It was amazing to see this kind of grocery store in India, but also disorienting, because the system here is so different. On one hand, how convenient, especially for people who work long hours and might not have help at home (like much of America).
Yet, I realize I’ve gotten used to the fact that there are specific stores, or sidewalk stalls, where I’ll find my goods. I like knowing who’s selling the best corn and cherry tomatoes. At Hypercity we bought a bagful of tomatoes because we had planned to make a sauce later, and since it was a Sunday, bhaji-wallas weren’t working. Picking through the glossy pyramid, we noticed many yellow tomatoes, and bruised tomatoes, and it was with difficulty that we filled our bag with unblemished produce. That’s not a problem I have at a vegetable stall, where the produce is generally fresh. Later, we found that the beets and pumpkin we bought at Hypercity had no flavor, at all.
(I just spoke to BombayFoodie, who said that Hypercity’s produce is of much lower quality than what one can find elsewhere but they have priced out all the street side vendors in her area. In her area, there’s no other option of a place to buy vegetables, so now she makes a special trip to a market further away to get her produce.)
This sounds like the beginnings of the convenience versus quality problem- what organizations and people in America are trying to reverse by encouraging people to eat locally, shop at farmers markets, etc. instead of at chain grocery stores. America also has to contend with industrialized farms and genetically modified produce. In India, the logistics between farmers and consumers is a larger problem- Hrishikesh said that at a logistics seminar he attended some time ago, he learned that half of what is produced by farmers in India spoils before it reaches a consumer. Perhaps larger grocery stores (like Hypercity, Reliance Fresh and Nature’s Basket) are attempting to streamline the process and cut down on the middle men and also on wastage, but that doesn’t explain the poor quality of produce.

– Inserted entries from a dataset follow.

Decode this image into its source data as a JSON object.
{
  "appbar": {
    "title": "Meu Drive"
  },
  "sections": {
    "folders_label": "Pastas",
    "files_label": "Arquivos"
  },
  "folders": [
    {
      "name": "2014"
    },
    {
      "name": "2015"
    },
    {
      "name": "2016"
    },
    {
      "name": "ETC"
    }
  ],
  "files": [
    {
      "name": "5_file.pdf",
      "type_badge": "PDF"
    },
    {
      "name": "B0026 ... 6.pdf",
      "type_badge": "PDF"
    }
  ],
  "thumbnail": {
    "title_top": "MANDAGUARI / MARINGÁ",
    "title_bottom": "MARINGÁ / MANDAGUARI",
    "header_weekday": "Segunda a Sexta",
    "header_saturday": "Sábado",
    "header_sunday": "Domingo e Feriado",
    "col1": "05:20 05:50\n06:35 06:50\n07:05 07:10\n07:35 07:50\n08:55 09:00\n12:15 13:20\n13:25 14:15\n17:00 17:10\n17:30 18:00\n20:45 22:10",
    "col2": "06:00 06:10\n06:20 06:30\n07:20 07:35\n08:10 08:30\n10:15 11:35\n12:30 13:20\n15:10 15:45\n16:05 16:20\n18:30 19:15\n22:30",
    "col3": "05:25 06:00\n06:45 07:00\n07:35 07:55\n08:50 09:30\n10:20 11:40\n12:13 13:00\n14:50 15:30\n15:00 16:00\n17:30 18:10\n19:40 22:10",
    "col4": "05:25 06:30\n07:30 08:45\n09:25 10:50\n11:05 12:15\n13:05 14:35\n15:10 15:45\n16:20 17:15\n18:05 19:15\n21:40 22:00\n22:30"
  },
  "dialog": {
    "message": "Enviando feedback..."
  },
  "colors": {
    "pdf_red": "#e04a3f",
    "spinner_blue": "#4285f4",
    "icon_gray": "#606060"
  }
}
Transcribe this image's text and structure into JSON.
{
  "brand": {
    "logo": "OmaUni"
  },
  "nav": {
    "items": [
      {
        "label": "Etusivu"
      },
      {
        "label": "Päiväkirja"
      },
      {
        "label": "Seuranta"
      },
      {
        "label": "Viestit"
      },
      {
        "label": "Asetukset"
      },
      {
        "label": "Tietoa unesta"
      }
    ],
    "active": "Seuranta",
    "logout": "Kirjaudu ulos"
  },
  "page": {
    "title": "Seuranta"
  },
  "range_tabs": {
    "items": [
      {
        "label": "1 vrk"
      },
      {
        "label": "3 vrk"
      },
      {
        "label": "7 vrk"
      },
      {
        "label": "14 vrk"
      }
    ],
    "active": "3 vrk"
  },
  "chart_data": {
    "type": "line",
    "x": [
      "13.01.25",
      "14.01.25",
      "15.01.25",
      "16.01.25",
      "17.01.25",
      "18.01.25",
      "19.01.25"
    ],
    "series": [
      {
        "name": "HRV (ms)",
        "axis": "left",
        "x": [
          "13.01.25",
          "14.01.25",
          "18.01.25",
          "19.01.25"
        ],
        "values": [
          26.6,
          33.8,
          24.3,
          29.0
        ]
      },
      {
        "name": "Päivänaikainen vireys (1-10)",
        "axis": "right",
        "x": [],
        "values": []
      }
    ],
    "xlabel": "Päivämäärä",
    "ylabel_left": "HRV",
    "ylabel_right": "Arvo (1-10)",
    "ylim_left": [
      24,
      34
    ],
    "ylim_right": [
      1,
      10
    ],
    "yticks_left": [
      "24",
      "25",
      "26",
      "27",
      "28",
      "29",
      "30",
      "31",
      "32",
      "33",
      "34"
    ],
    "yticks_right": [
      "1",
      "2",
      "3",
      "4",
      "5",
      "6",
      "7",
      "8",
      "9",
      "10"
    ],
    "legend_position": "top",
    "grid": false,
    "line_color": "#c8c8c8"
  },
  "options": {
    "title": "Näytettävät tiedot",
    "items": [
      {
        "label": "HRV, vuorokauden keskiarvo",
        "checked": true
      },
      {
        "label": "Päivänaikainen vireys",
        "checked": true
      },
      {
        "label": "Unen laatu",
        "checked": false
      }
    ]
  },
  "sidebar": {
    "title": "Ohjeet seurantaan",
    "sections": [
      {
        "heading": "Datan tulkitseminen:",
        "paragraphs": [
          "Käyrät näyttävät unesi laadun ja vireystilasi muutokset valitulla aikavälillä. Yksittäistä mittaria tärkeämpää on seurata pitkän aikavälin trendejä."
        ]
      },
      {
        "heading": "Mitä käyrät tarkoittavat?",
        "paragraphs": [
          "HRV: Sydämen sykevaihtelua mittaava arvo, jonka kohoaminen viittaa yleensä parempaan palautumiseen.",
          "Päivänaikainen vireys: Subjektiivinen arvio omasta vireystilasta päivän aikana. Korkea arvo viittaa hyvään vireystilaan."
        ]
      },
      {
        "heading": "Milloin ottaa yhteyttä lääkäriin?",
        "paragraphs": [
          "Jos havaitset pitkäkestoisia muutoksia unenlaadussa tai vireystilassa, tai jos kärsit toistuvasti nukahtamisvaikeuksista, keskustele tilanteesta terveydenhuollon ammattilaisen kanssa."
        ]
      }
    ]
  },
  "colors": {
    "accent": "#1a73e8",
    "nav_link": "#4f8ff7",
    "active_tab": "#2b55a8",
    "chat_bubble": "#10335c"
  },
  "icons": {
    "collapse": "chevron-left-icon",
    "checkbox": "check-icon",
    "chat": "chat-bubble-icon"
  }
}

In a sense, Bombay already has a “farmers market” system- comprised of the vendors on the sidewalks, Crawford Market, and Bhaji Gully. These might not be as welcoming and easy to navigate as the Union Square Greenmarket, and they are not organized in the American sense- there are no pretty labels identifying the farms from which produce comes. But, these vendors are a system that has been working well.
Hypercity is not the only grocery store in Bombay; Reliance Fresh and Godrej Nature’s Basket are also there, but on a much, much smaller scale. I think Reliance Fresh is pretty awful but Nature’s Basket, although the regular produce doesn’t look that fresh, often has a good selection of packaged Trikaya Agriculture produce- like Brussels sprouts, pea shoots and thyme.
People here are starting to become aware of eating locally and sustainably. The Mumbai Organic Farmers and Consumers Association has started a plan called Hari Bhari Tokri, that seems to be following the model of a C.S.A., pairing consumers with farmers to cut out middlemen, encourage consumers to eat locally, and encourage farmers to grow what consumers will buy. Hrishikesh and I signed up for the winter season, which begins in early November. I think it will be interesting to cook seasonally with mostly Indian vegetables, like snake gourd (padval), and flat beans (papdi).